**EXERCISE OBJECTIVE:**
Look through the records below, and copy out every line that holds the string "more".

Stored dataset items
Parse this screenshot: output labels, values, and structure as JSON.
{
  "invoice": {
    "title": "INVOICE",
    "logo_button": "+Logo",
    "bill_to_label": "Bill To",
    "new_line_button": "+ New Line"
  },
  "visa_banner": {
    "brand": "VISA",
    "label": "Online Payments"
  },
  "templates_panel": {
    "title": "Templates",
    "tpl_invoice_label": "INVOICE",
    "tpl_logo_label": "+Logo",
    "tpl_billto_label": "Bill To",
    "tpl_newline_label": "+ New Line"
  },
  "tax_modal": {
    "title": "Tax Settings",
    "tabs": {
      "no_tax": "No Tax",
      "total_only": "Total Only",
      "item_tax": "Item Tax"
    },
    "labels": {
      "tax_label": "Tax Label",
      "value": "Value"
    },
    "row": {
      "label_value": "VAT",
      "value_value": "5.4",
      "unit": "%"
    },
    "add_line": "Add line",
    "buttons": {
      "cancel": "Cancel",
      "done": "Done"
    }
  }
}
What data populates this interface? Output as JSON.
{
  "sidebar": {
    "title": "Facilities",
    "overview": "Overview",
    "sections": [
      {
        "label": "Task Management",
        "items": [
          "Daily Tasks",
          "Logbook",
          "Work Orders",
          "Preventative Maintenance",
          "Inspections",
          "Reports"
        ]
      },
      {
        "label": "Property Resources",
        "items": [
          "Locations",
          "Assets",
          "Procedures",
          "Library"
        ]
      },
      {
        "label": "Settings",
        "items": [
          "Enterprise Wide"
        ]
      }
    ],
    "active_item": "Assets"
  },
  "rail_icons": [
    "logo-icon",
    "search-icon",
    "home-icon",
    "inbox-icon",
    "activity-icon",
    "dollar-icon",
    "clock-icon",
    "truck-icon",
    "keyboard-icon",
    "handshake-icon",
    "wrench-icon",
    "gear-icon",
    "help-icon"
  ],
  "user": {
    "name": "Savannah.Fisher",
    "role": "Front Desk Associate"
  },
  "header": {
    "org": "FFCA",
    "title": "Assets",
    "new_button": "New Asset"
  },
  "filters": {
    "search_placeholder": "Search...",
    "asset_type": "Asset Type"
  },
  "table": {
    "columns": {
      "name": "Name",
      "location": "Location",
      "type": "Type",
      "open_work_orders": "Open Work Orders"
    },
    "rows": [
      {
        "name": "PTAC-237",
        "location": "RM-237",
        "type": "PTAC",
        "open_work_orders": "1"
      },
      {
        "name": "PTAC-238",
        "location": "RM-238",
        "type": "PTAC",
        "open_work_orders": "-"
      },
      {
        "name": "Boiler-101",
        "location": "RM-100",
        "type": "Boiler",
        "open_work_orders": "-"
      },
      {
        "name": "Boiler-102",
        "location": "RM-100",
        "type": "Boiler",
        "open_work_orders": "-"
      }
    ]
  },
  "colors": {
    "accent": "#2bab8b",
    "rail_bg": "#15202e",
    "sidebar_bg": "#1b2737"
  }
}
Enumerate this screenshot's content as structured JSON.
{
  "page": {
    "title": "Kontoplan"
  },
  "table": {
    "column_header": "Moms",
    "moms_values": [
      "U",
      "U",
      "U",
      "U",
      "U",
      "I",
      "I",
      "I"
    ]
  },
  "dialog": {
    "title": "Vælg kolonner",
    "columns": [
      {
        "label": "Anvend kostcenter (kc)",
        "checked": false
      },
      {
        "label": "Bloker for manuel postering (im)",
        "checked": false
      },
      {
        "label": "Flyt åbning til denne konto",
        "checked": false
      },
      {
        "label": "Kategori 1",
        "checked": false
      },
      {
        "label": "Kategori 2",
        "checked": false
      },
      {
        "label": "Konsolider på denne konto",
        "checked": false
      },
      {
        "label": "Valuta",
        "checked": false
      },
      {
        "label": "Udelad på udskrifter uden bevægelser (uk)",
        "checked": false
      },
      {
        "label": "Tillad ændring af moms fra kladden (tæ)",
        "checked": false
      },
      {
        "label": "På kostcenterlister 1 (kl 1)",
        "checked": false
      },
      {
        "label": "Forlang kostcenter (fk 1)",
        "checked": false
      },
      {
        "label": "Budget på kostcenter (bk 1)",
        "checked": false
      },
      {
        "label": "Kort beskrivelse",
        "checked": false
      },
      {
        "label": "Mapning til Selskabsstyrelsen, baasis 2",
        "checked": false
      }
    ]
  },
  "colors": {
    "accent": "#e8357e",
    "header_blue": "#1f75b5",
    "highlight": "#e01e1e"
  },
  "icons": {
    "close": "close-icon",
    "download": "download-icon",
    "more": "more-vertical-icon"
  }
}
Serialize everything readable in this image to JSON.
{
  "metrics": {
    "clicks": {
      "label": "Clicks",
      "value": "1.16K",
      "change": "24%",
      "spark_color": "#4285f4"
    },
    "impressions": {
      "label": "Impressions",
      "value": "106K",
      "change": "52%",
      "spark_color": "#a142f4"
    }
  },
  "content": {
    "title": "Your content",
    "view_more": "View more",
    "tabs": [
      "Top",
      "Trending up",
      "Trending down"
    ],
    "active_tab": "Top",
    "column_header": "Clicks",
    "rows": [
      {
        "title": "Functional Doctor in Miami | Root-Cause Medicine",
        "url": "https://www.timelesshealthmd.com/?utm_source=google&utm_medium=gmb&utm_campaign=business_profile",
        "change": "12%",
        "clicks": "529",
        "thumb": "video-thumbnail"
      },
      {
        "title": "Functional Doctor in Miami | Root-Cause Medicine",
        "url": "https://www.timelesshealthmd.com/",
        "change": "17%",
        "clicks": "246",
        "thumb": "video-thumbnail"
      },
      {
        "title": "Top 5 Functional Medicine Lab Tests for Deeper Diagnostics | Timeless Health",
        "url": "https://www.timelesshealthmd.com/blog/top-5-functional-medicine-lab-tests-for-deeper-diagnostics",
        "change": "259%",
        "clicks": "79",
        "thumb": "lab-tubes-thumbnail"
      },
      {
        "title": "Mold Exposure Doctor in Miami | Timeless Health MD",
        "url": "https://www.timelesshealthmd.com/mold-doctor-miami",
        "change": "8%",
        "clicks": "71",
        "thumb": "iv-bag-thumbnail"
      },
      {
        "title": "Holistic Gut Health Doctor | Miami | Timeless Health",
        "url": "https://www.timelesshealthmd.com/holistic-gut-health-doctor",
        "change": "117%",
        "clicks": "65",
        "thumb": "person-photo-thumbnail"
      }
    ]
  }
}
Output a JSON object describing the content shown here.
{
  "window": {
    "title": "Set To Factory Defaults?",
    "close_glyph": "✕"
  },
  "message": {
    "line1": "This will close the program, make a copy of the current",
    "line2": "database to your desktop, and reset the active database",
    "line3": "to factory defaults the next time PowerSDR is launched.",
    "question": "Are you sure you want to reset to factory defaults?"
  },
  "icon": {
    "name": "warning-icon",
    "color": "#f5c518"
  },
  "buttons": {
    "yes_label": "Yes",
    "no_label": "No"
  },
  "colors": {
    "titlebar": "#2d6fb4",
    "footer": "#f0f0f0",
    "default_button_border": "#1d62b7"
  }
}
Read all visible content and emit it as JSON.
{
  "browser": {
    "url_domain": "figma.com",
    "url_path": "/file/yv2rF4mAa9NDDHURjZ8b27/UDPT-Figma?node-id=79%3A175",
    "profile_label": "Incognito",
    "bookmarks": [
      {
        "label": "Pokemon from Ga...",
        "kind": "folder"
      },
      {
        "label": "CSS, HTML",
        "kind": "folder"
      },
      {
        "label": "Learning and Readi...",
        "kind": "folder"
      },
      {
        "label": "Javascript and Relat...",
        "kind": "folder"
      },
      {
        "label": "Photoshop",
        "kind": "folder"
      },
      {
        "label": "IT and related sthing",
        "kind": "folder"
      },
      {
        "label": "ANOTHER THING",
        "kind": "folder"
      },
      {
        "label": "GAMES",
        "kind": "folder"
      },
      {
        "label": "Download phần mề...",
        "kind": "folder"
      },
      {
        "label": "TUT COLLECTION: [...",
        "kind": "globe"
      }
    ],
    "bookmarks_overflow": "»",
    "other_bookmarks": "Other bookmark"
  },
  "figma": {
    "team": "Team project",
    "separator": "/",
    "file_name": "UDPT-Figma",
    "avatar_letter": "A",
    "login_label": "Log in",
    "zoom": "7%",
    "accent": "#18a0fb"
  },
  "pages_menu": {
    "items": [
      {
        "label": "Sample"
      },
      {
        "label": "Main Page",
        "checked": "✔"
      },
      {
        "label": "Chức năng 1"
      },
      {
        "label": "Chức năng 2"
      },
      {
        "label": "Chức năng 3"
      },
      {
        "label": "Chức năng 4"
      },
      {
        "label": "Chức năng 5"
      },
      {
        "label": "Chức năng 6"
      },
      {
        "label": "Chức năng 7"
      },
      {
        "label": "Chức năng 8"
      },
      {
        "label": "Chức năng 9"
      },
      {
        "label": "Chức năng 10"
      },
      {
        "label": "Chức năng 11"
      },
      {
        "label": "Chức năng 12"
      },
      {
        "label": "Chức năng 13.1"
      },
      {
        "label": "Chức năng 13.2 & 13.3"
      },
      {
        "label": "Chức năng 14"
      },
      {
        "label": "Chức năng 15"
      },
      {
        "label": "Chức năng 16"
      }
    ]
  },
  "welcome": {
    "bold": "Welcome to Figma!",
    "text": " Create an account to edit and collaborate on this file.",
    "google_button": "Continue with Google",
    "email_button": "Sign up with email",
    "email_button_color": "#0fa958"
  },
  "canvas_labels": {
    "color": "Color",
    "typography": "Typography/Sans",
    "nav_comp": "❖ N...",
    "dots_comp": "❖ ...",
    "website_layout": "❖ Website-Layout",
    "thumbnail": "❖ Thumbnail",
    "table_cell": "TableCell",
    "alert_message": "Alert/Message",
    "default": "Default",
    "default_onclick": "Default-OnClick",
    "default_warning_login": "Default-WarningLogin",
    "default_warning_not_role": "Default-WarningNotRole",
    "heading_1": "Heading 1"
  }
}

**RESPONSE TO THIS EXERCISE:**
    "more": "more-vertical-icon"
    "view_more": "View more",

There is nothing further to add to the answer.